Yes, it would be nice, but it's hard to do right. Ideally, you'd want
the code to be called after the redisplay has calculated what needs to
be done, but before it is actually done. But your code could change
the screen layout and thus invalidate the previous calculation. This
would require a recalculation, leading to your code being reinvoked,
etc. It's very easy to infloop there.
You can either do what I do and change things on your own risk, or do
what lazy shot does, and enjoy the flicker. For isearch, the two
approaches amount to (almost) the same thing, and I believe mine is
Oh, and note that even in the case of isearch the `do-on-demand' code
might prove deficient. For the highlighting to be meaningful in all
cases, it requires an anchoring point, normally provided by the
location of point in isearch. If you just try to find matches
beginning with a random point, your code will suffer from the "banana
phenomenon"; see my article on comp.editors for details.
But none of it is really relevant. Philosophical discussions are
nice, but I only really wanted to draw attention to a bug in
> > > I think the non-GUARANTEE values is wrong.
> > This may be so. However, it's exactly the value I need,
> Why do you care about lines?
I do not understand the question.
> > You think wrong.
> > Try this: visit a largish file, and evaluate:
> > (progn
> > (goto-char (point-max))
> > (window-start))
> OK, but this isn't really the same problem.
Huh? It is quite obvious that lack of redisplay causes window-start
to return the wrong value. If my understanding is correct, the
GUARANTEE argument was invented *exactly* for that purpose -- to get
the correct value without forcing a redisplay.
Bugs notwithstanding, it is very strange that window-end is provided a
GUARANTEE argument, while window-start is not.
> You do not really want to force a redisplay, you want to force the
> code that makes sure point always stays visible to be run.
That code is buried deep in redisplay.
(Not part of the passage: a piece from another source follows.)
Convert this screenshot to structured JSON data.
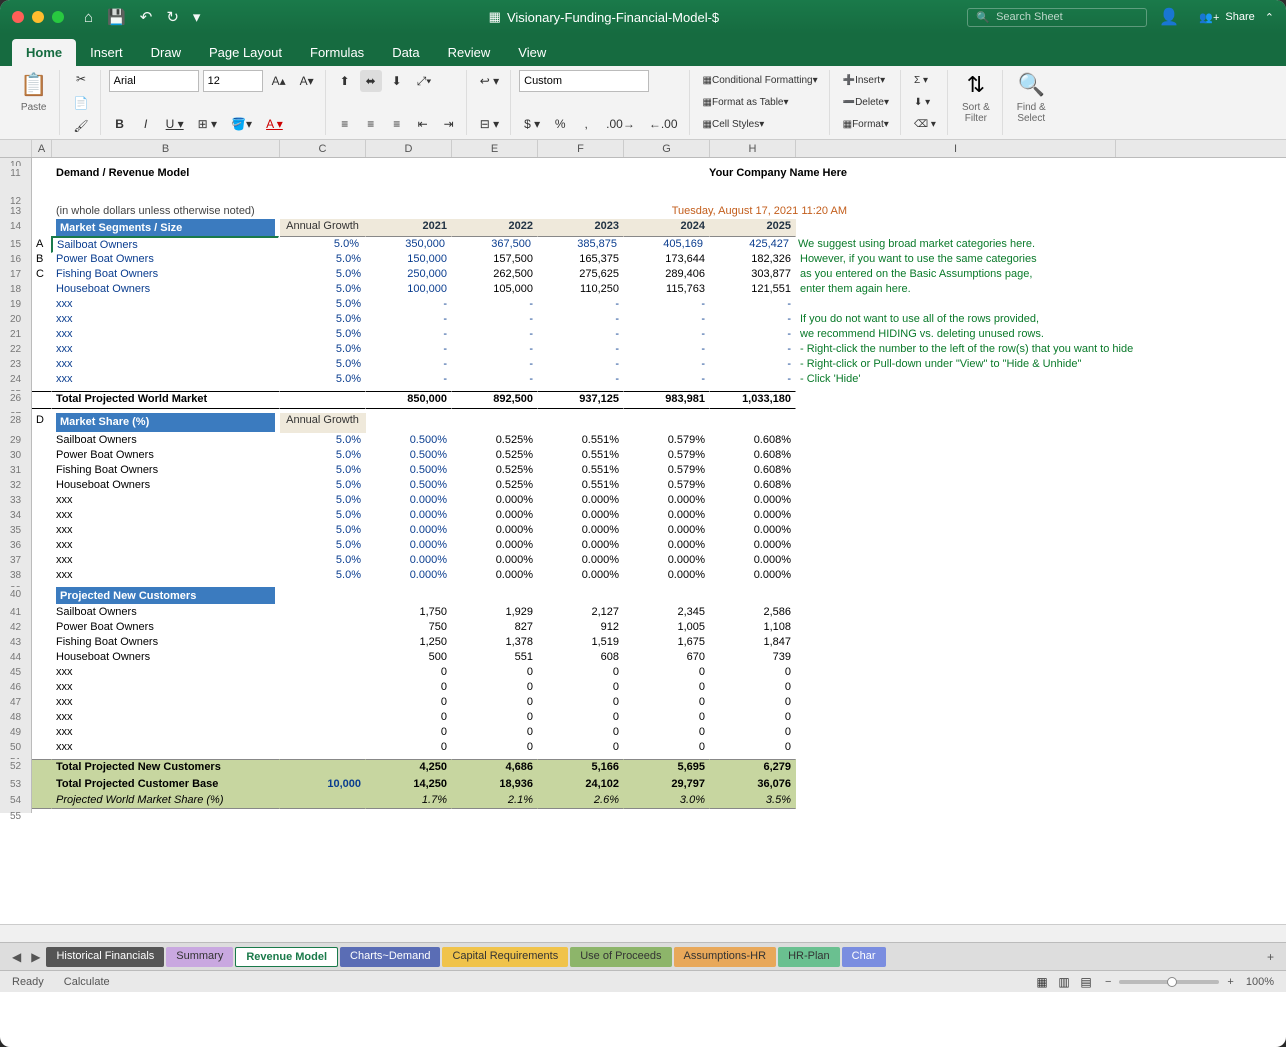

I don't think you can just
"force it to be run" without also triggering redisplay. Or, do you
mean that the redisplay code should be run, while the redisplay
*output* should be suppressed?